Due to manufacturing tolerances between individual parts in production, there will be slight differences in actual strokes. High-precision products make this error very small. However, the error always exists. For example, the screw lead is 1 inch (25.4mm), and the theoretical linear stroke of 360-degree rotation is 1 inch, but the actual maximum of 1 inch The error may reach +1-.0005 inches.
Under certain conditions, the motor is commanded to the degree of consistency of the position range of the same target. For example: Let the linear stepping motor nut move a certain distance from the starting point, measure and record this distance, call it, and then let the actuator return to the starting point, let the linear stepping motor repeatedly walk to the command distance X, the actual value and X The difference is repeated positioning accuracy.
The motor uses specially configured high-performance grease, so that the motor no longer needs to be lubricated, and has outstanding durability. The working temperature range is -65℃~250℃, and it is not flammable.
Lead screw stepper motors are used as a component within various linear motion control systems. They are well suited to instrument grade applications, where a smooth and precise operation is required. Some applications for lead screw stepper motors are: factory automaction、food processing、Packing&coverting、material handling.
●Because the error does not accumulate, good accuracy can be maintained regardless of whether it is a short stroke or a long stroke, which means that there is no need to use expensive position feedback devices, such as encoders. The motor can run in single-step, half-step, or micro-step mode, resulting in higher accuracy, greater power, and quieter operation.
●Excellent open loop control.

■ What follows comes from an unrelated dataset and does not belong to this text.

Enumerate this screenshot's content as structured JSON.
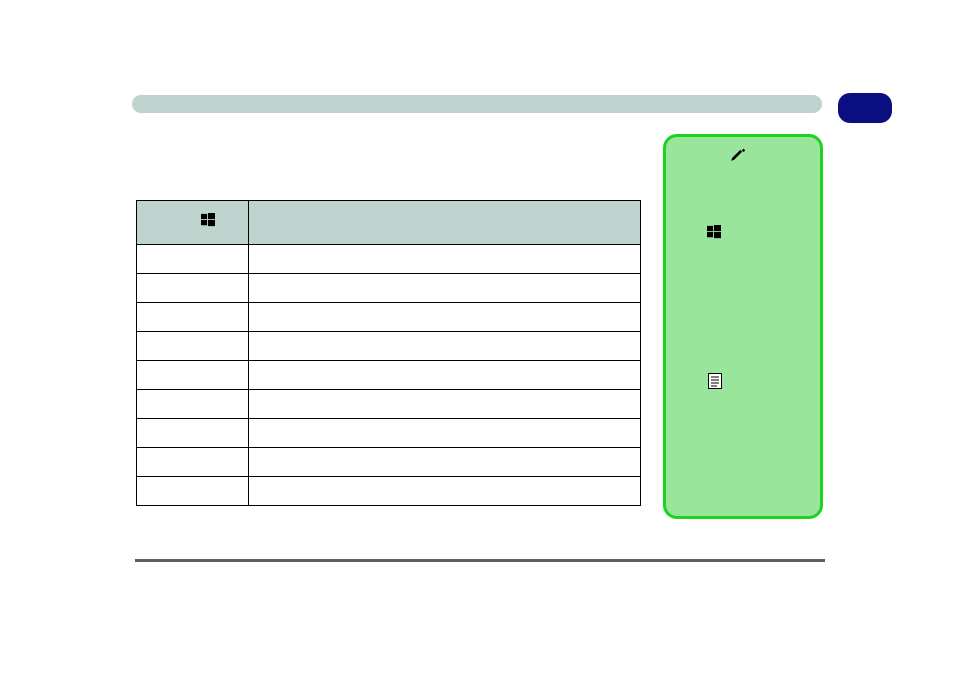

No need for encoder, low cost, compact design
●The same power drive motor can maintain synchronization and maintenance-free
●Avoid complicated closed-loop control with suitable positioning accuracy, configurable unipolar and bipolar coils
●Using standard hybrid stepping motor size specifications to simplify integration
●The top of the screw rod has a thread for easy connection, and an adapter can be added to provide M2-M6 thread, which is convenient to match the load.
1. Can be self-locking
2. The number of parts is relatively small and the weight is light
3. Low noise during operation
4. Less maintenance
5. Can provide precise linear motion
6. Can provide a great mechanical advantage
7. Simple to manufacture
8. Simple design
9. Compact structure
10. High carrying capacity
HOLRY Linear Technologies lead screw stepper motor linear actuators feature heavy-duty ball bearings to maximize their thrust. Our lead screws are securely press-fitted into the motor’s rotor to allow a smaller footprint, while minimizing backlash and providing years of dependable life. Our stepper motor linear actuators are available in captive, non-captive, external and ball screw linear actuator configurations. Optional available accessories include connectors, wire harnesses, encoders, and custom lead screw nuts.
Stepper motor linear actuators are devices that use a stepper motor to create linear motion. They are commonly used in automation, robotics, and other applications that require precise and controlled linear movement.
The stepper motor inside the actuator consists of a rotor and stator, which work together to generate rotational motion. The linear motion is achieved by converting this rotational motion into linear motion through the use of a lead screw or other mechanism.
Stepper motor linear actuators are typically used in applications where accuracy and precision are critical, such as in laboratory equipment, medical devices, and manufacturing machinery. They offer a high degree of control over movement and can be programmed to move in very precise increments.
There are different types of stepper motor linear actuators, including captive, non-captive, and external linear actuators. Captive actuators have a fixed shaft, while non-captive actuators have a rotating shaft. External actuators use a separate lead screw or other mechanism to convert the rotational motion of the motor into linear motion.
Overall, stepper motor linear actuators are a versatile and reliable option for creating precise linear motion in a variety of applications.